By Hillel Aron
By Joseph Tsidulko
By Patrick Range McDonald
By David Futch
By Hillel Aron
By Dennis Romero
By Jill Stewart
By Dennis Romero
"If he met you, he would shake you down," says Efrain Bello, whose late brother, Bogart, was close to Torres and Ontiveros before his own bizarre death. Torres "didn't trust anybody. But he was extremely loyal. When my brother disappeared, he was the first person there. He wasn't afraid of anybody. He was well-respected on the streets."
Inside the home where Torres was slain, detectives found a man barely alive, who'd been shot in the back. Inside a sauna in Torres' bedroom, they found two duffel bags crammed with 40 handguns and assault rifles. Wedged between his mattress and box spring was a short rifle. Over his bedroom door a sign read EZ Street.
"None of the cars were registered in his [real] name," says Detective Gonzales. "He had no ties to anything. We talked to many of the neighbors and they had no idea. They just knew him as Sam. There were multiple people who said, 'Nice guy, we never would have known.' "
Detectives also found a high-tech system of monitors that would later provide chilling video evidence pointing directly to his friend Smiley as Torres' killer.
Anthony Limon, the victim found shot in the back, told detectives that he'd agreed as a favor to limo-service owner "Sam" to ferry around four guys in his Hummer limo that night, picking up the first three and taking them to a spot in the Long Beach area — the upscale Elephant Bar Restaurant in suburban Lakewood — where they picked up Smiley. Then it was on to El Parral Club in working-class South Gate, then several hours cruising in Hollywood, then back to Lakewood.
But one of the guys, who police later determined was Saenz, was restless. He ordered Limon to drive to Montebello, then at 5 a.m. ordered him to drive to the limo owner's home in Whittier.
Later, at a dramatic meeting between Traci Gonzales and FBI special agent Garriola, she showed him the video retrieved from that night. Like a scene out of The Ring, the video flickers with shadowy, ethereal black-and-white images of Saenz smiling and rubbing his hands together gleefully while knocking repeatedly on Torres' door. At one point, Saenz reaches into his pants pocket to check on something.
Torres is seen opening the door in his underwear, and the men barge in. Limon told police that inside, Smiley pulled a gun on Torres, so Limon jumped in front of Torres and pleaded with Smiley to calm down. Instead, Limon was hit on the head, and as he fell he heard one of the men he'd driven around all night bark out: "Dome him!" — street lingo for a bullet to the head.

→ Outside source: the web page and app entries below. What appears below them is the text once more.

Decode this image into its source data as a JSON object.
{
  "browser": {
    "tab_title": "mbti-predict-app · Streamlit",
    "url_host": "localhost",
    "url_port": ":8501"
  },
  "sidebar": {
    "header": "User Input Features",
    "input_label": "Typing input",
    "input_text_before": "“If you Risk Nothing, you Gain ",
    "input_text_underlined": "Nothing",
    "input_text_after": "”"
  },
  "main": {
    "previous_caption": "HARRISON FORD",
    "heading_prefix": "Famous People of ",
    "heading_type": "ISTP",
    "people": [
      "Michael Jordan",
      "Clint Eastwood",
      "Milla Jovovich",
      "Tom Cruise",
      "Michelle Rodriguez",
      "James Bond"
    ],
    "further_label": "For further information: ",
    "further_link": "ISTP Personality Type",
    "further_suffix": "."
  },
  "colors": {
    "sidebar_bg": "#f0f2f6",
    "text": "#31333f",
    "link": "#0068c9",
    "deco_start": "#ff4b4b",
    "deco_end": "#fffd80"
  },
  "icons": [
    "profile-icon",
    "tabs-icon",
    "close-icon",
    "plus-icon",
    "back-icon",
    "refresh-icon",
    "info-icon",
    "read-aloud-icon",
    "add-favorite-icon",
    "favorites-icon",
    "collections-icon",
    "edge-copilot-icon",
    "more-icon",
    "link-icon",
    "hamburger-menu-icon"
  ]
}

Before the shot slammed into his back, he recalled to cops, Limon heard someone giggle.
It was all about that vast amount of cash sitting back in Missouri, confiscated three months earlier by the St. Charles County cops, who pulled Torres over. "There was some money owed and a timetable," Garriola says. "Oscar didn't meet it."
Gonzales says Torres had already been forced, either by the local Mexican Mafia or the cartels in Mexico, to prove that the money had really been confiscated by the St. Charles deputies. "We heard through informants he took the letter [a receipt provided by the Missouri cops] and showed it to his people," she says.
A month after Torres' murder, Smiley's cousin Johnny Prado, who can be clearly seen in the video, was arrested for murder and attempted murder, and last November he went to prison for 26 years. His friends told police that he was an industrious construction worker, but Chavarria says he couldn't get away from the East L.A. gangs. "When they get older, they still have an allegiance," he says. "If they are called upon, they have to step up." Smiley is still out there, crossing back and forth between Mexico and California, cashing in and spreading mayhem. "It is like chasing a ghost," Chavarria notes.
Bogart Bello's grave site at the Calvary Mortuary in East Los Angeles is on a hill that overlooks the Virgin of Guadalupe Church on 3rd Street and gang territory where he grew up with his childhood friends Torres and Ontiveros. His tombstone reads: "Forever Living On The Top," an homage to his Lott gang. Most of those buried nearby are long dead, and visitors are few. But Efrain Bello tends his brother's site religiously.
"The police don't care," says Bello of his brother Bogart's death. "It's like another drug dealer dead. I don't think my life can continue until there is justice for my brother. To me it was the worst thing that could ever happen."
Efrain says Bogart Bello and Rolo Ontiveros became big-time dealers because they and their families "were dirt-poor." He admits that Bello earned his first $1 million by age 19, and by 2008 was handing out free coke samples to Hollywood celebrities and reaping $25,000 monthly in sales. Among his best coke customers were downtown L.A.'s big lawyer population.
But, he says, his brother tried to go into a legit business by founding Lott Records and producing rap songs, including one about the Lott gang.